Jews and Christians have the same roots but have developed very differently throughout time. The basis of these two religions shares some similarities, but also differences. They both stem from different places and over time have developed on their own to have their own identity.
The Jews are a people who trace their descent from the biblical Israelites and who are united by the religion called Judaism. They are not a race; Jewish identity is a mixture of ethnic, national, and religious elements. An individual may become part of the Jewish people by conversion to Judaism; but a born Jew who rejects Judaism or adopts another religion does not entirely lose his Jewish identity. In biblical times the Jews were divided into 12 tribes: Reuben, Simeon (Levi), Judah, Issachar, Zebulun, Benjamin, Dan, Naphtali, Gad, Asher, Ephraim, and Manasseh.
The word Jew is derived from the kingdom of Judah, which included the tribes of Benjamin and Judah.
The name Israel referred to the people as a whole and to the northern kingdom of 10 tribes. Today it is used as a collective name for all Jewry and since 1948 for the Jewish state. (Citizens of the state of Israel are called Israelis; not all of them are Jews.) In the Bible, Hebrew is used by foreign peoples as a name for the Israelites; today it is applied only to the hebrew language.

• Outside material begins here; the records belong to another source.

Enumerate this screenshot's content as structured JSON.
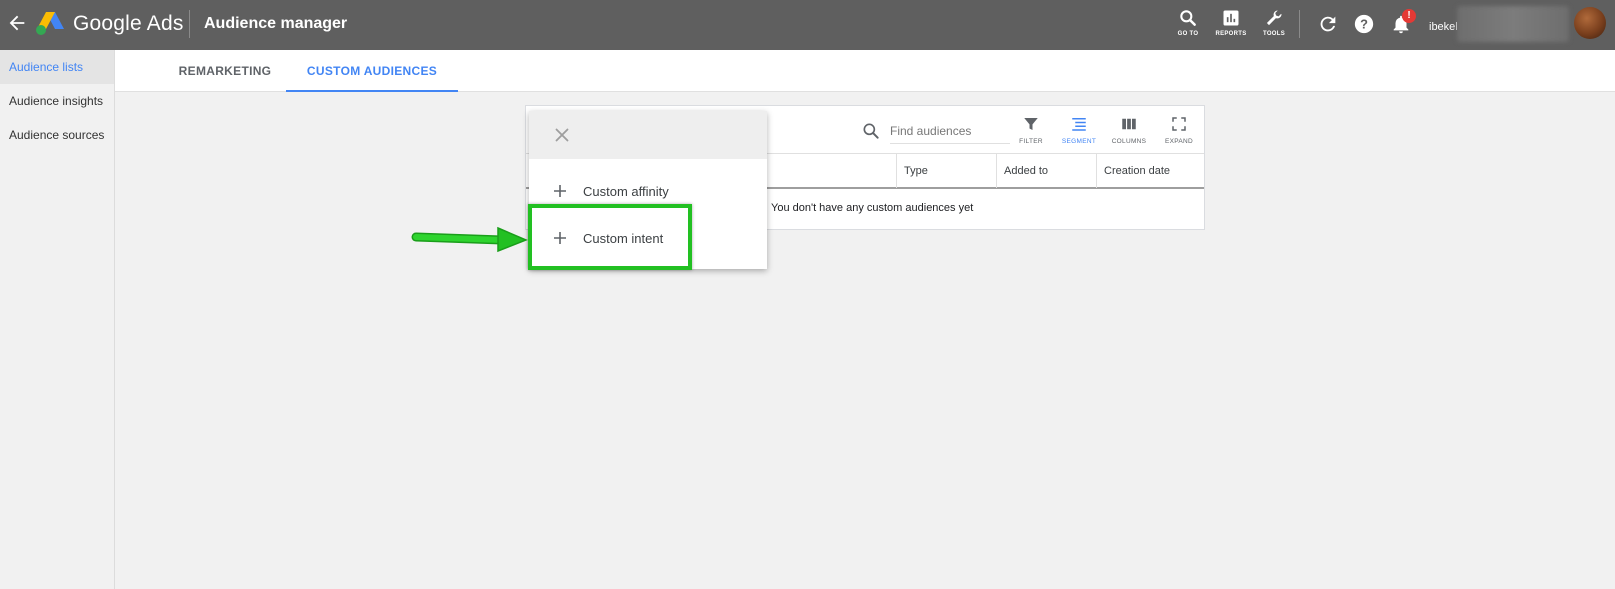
{
  "header": {
    "brand": "Google Ads",
    "page_title": "Audience manager",
    "actions": [
      {
        "label": "GO TO",
        "icon": "search-icon"
      },
      {
        "label": "REPORTS",
        "icon": "reports-icon"
      },
      {
        "label": "TOOLS",
        "icon": "wrench-icon"
      }
    ],
    "notification_count": "!",
    "username": "ibekel"
  },
  "sidebar": {
    "items": [
      {
        "label": "Audience lists",
        "active": true
      },
      {
        "label": "Audience insights",
        "active": false
      },
      {
        "label": "Audience sources",
        "active": false
      }
    ]
  },
  "tabs": [
    {
      "label": "REMARKETING",
      "active": false
    },
    {
      "label": "CUSTOM AUDIENCES",
      "active": true
    }
  ],
  "table": {
    "search_placeholder": "Find audiences",
    "tools": [
      {
        "label": "FILTER",
        "active": false
      },
      {
        "label": "SEGMENT",
        "active": true
      },
      {
        "label": "COLUMNS",
        "active": false
      },
      {
        "label": "EXPAND",
        "active": false
      }
    ],
    "columns": [
      "Type",
      "Added to",
      "Creation date"
    ],
    "empty_message": "You don't have any custom audiences yet"
  },
  "menu": {
    "items": [
      {
        "label": "Custom affinity"
      },
      {
        "label": "Custom intent"
      }
    ]
  },
  "colors": {
    "topbar": "#5f5f5f",
    "accent": "#4285f4",
    "highlight": "#22c022"
  }
}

The origin of the Jews is recounted in the Hebrew Bible. Despite legendary and miraculous elements in its early narratives, most scholars believe that the biblical account is based on historic realities. According to the Book of Genesis, God ordered the patriarch Abraham to leave his home in Mesopotamia and travel to a new land, which he promised to Abraham's descendants as a perpetual inheritance. Although the historicity...